Roche aims to 'underwhelm' with risdiplam price as it enters SMA rivalry with Biogen, Novartis — report
With their third-to-market spinal muscular atrophy drug risdiplam now cruising on the FDA’s VIP lane toward a May decision, Roche is thinking through its pricing strategy.
You can expect them to take a page out of their Hemlibra playbook as they tried to lure patients away from Novo Nordisk and Takeda, Bill Anderson — CEO of the pharma group — told Reuters.
“With Hemlibra, we priced at about half of bypassing agent,” Anderson said in an interview with the news agency. “We aim to underwhelm with our price” with risdiplam, he added.
They wouldn’t have to go far. Novartis’ gene therapy, Zolgensma, is the world’s most expensive medicine by one-time cost at $2.1 million. And while Biogen’s Spinraza has a list price of $750,000 in the first year and $375,000 in subsequent years, the annual prices could quickly add up to the millions for an antisense oligonucleotide patients are supposed to take for life.

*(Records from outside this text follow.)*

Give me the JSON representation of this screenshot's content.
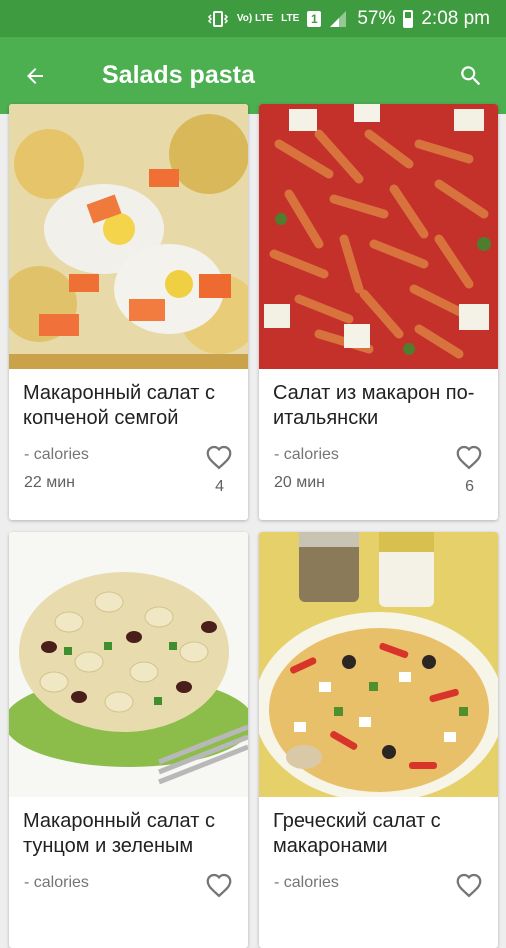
{
  "status_bar": {
    "volte": "Vo) LTE",
    "lte": "LTE",
    "sim": "1",
    "battery": "57%",
    "time": "2:08 pm"
  },
  "app_bar": {
    "title": "Salads pasta"
  },
  "recipes": [
    {
      "name": "Макаронный салат с копченой семгой",
      "calories": "- calories",
      "time": "22 мин",
      "likes": "4"
    },
    {
      "name": "Салат из макарон по-итальянски",
      "calories": "- calories",
      "time": "20 мин",
      "likes": "6"
    },
    {
      "name": "Макаронный салат с тунцом и зеленым",
      "calories": "- calories",
      "time": "",
      "likes": ""
    },
    {
      "name": "Греческий салат с макаронами",
      "calories": "- calories",
      "time": "",
      "likes": ""
    }
  ],
  "colors": {
    "status_bar": "#3f9b3f",
    "app_bar": "#4caf50",
    "background": "#eeeeee"
  }
}
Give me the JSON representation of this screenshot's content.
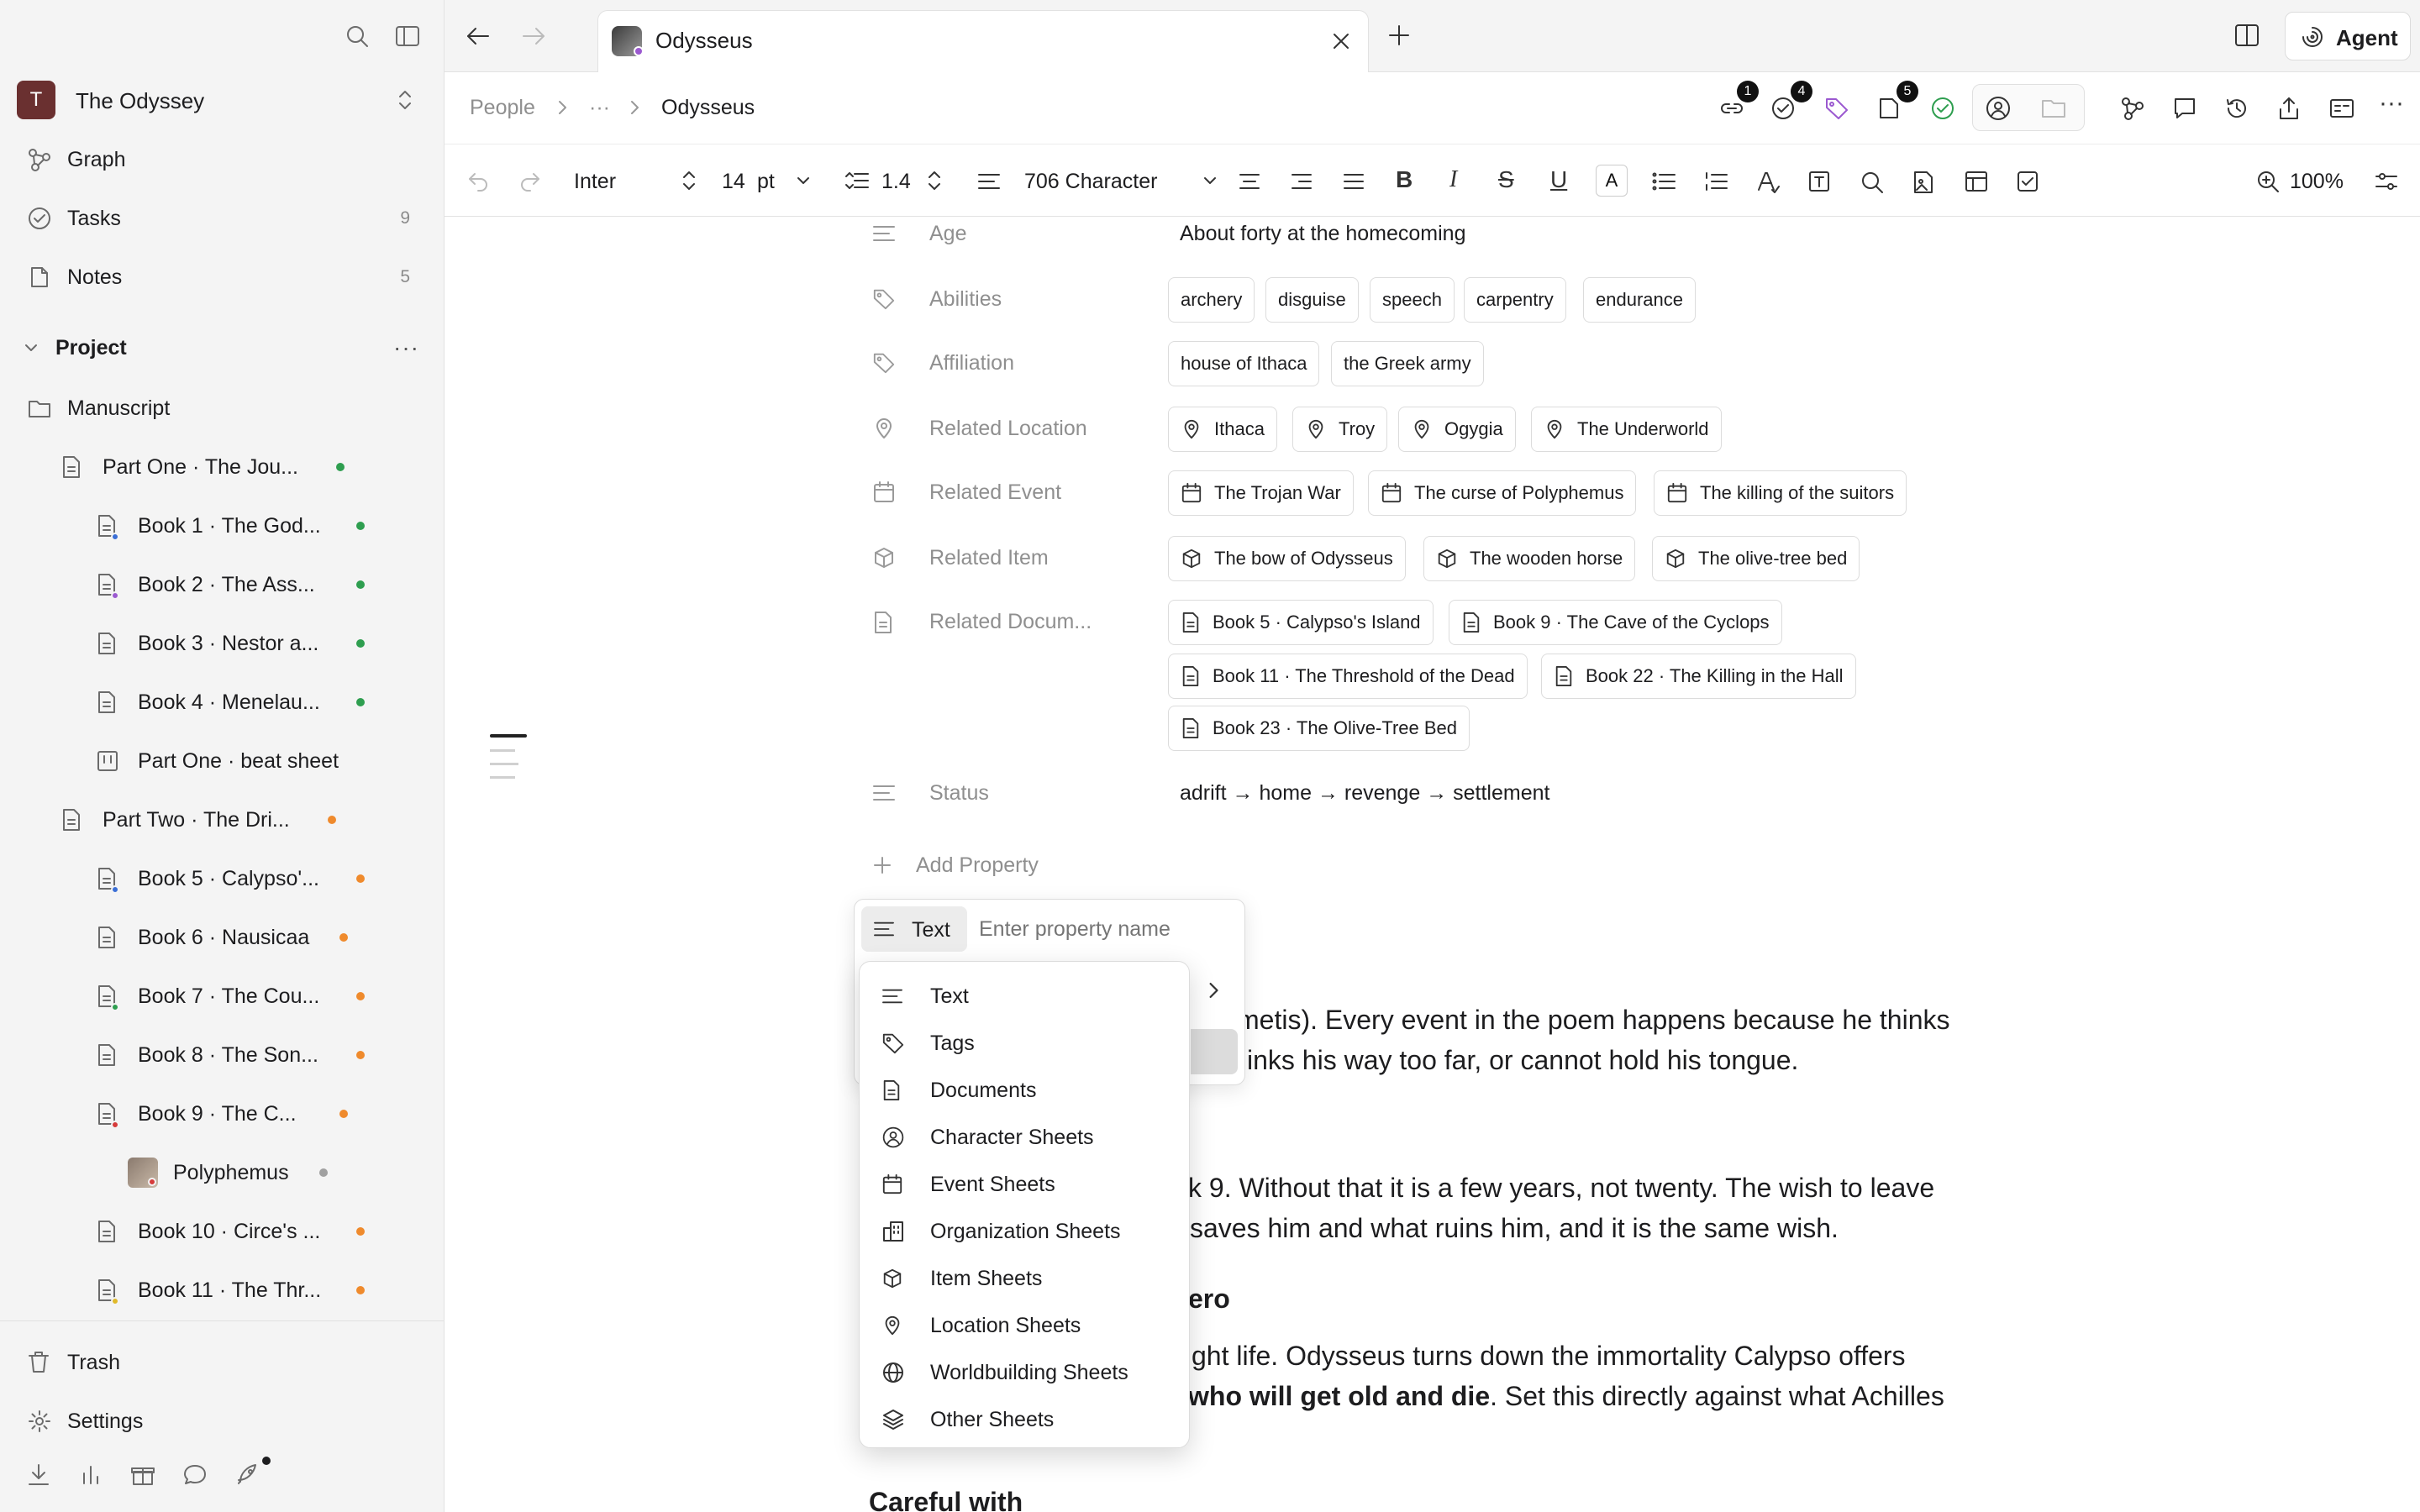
{
  "workspace": {
    "initial": "T",
    "name": "The Odyssey"
  },
  "sidebar": {
    "nav": [
      {
        "label": "Graph",
        "count": ""
      },
      {
        "label": "Tasks",
        "count": "9"
      },
      {
        "label": "Notes",
        "count": "5"
      }
    ],
    "project_label": "Project",
    "tree": [
      {
        "label": "Manuscript"
      },
      {
        "label": "Part One · The Jou...",
        "dot": "#2e9e4f"
      },
      {
        "label": "Book 1 · The God...",
        "dot": "#2e9e4f",
        "sub": "#3b6fd6"
      },
      {
        "label": "Book 2 · The Ass...",
        "dot": "#2e9e4f",
        "sub": "#9b59d0"
      },
      {
        "label": "Book 3 · Nestor a...",
        "dot": "#2e9e4f"
      },
      {
        "label": "Book 4 · Menelau...",
        "dot": "#2e9e4f"
      },
      {
        "label": "Part One · beat sheet"
      },
      {
        "label": "Part Two · The Dri...",
        "dot": "#ef8a2c"
      },
      {
        "label": "Book 5 · Calypso'...",
        "dot": "#ef8a2c",
        "sub": "#3b6fd6"
      },
      {
        "label": "Book 6 · Nausicaa",
        "dot": "#ef8a2c"
      },
      {
        "label": "Book 7 · The Cou...",
        "dot": "#ef8a2c",
        "sub": "#2e9e4f"
      },
      {
        "label": "Book 8 · The Son...",
        "dot": "#ef8a2c"
      },
      {
        "label": "Book 9 · The C...",
        "dot": "#ef8a2c",
        "sub": "#d63b3b"
      },
      {
        "label": "Polyphemus",
        "dot": "#a0a0a0"
      },
      {
        "label": "Book 10 · Circe's ...",
        "dot": "#ef8a2c"
      },
      {
        "label": "Book 11 · The Thr...",
        "dot": "#ef8a2c",
        "sub": "#e0b92a"
      }
    ],
    "trash_label": "Trash",
    "settings_label": "Settings"
  },
  "tab": {
    "title": "Odysseus"
  },
  "agent_label": "Agent",
  "breadcrumb": {
    "root": "People",
    "ellipsis": "···",
    "current": "Odysseus"
  },
  "header_badges": {
    "links": "1",
    "tasks": "4",
    "docs": "5"
  },
  "toolbar": {
    "font": "Inter",
    "size": "14",
    "size_unit": "pt",
    "line_height": "1.4",
    "style": "706 Character",
    "zoom": "100%"
  },
  "properties": [
    {
      "label": "Age",
      "value": "About forty at the homecoming"
    },
    {
      "label": "Abilities",
      "chips": [
        "archery",
        "disguise",
        "speech",
        "carpentry",
        "endurance"
      ]
    },
    {
      "label": "Affiliation",
      "chips": [
        "house of Ithaca",
        "the Greek army"
      ]
    },
    {
      "label": "Related Location",
      "chips": [
        "Ithaca",
        "Troy",
        "Ogygia",
        "The Underworld"
      ]
    },
    {
      "label": "Related Event",
      "chips": [
        "The Trojan War",
        "The curse of Polyphemus",
        "The killing of the suitors"
      ]
    },
    {
      "label": "Related Item",
      "chips": [
        "The bow of Odysseus",
        "The wooden horse",
        "The olive-tree bed"
      ]
    },
    {
      "label": "Related Docum...",
      "chips": [
        "Book 5 · Calypso's Island",
        "Book 9 · The Cave of the Cyclops",
        "Book 11 · The Threshold of the Dead",
        "Book 22 · The Killing in the Hall",
        "Book 23 · The Olive-Tree Bed"
      ]
    },
    {
      "label": "Status",
      "value": "adrift → home → revenge → settlement"
    }
  ],
  "add_property_label": "Add Property",
  "prop_editor": {
    "type_label": "Text",
    "placeholder": "Enter property name"
  },
  "type_menu": [
    "Text",
    "Tags",
    "Documents",
    "Character Sheets",
    "Event Sheets",
    "Organization Sheets",
    "Item Sheets",
    "Location Sheets",
    "Worldbuilding Sheets",
    "Other Sheets"
  ],
  "body": {
    "line1": "metis). Every event in the poem happens because he thinks",
    "line2": "inks his way too far, or cannot hold his tongue.",
    "line3": "k 9. Without that it is a few years, not twenty. The wish to leave",
    "line4": "saves him and what ruins him, and it is the same wish.",
    "heading": "ero",
    "line5": "ght life. Odysseus turns down the immortality Calypso offers",
    "line6_bold": "who will get old and die",
    "line6_rest": ". Set this directly against what Achilles",
    "heading2": "Careful with"
  },
  "colors": {
    "accent_green": "#2e9e4f",
    "accent_orange": "#ef8a2c",
    "tag_purple": "#9b59d0"
  }
}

Unlike the two rival therapies, which are administered intravenously and intrathecally respectively, risdiplam is an oral medication to be taken daily. By modifying how the SMN2 gene is spliced, the drug supposedly increases functional SMN protein levels in both the central nervous system and peripheral tissues.
Zolgensma’s approval is also limited to infants up to 2 years old, and an attempt to expand into older patients through intrathecal administration has been stalled by a partial clinical hold.
Roche’s drug, which it first licensed from PTC Therapeutics, is being touted as applicable for a broad age range from newborns to 60-year-olds, though the pivotal trial submitted to the FDA enrolled patients between 2 and 25.
In addition to priority review — which gives it a PDUFA date of May 24 — the drug also enjoys the FDA’s orphan and fast track designations.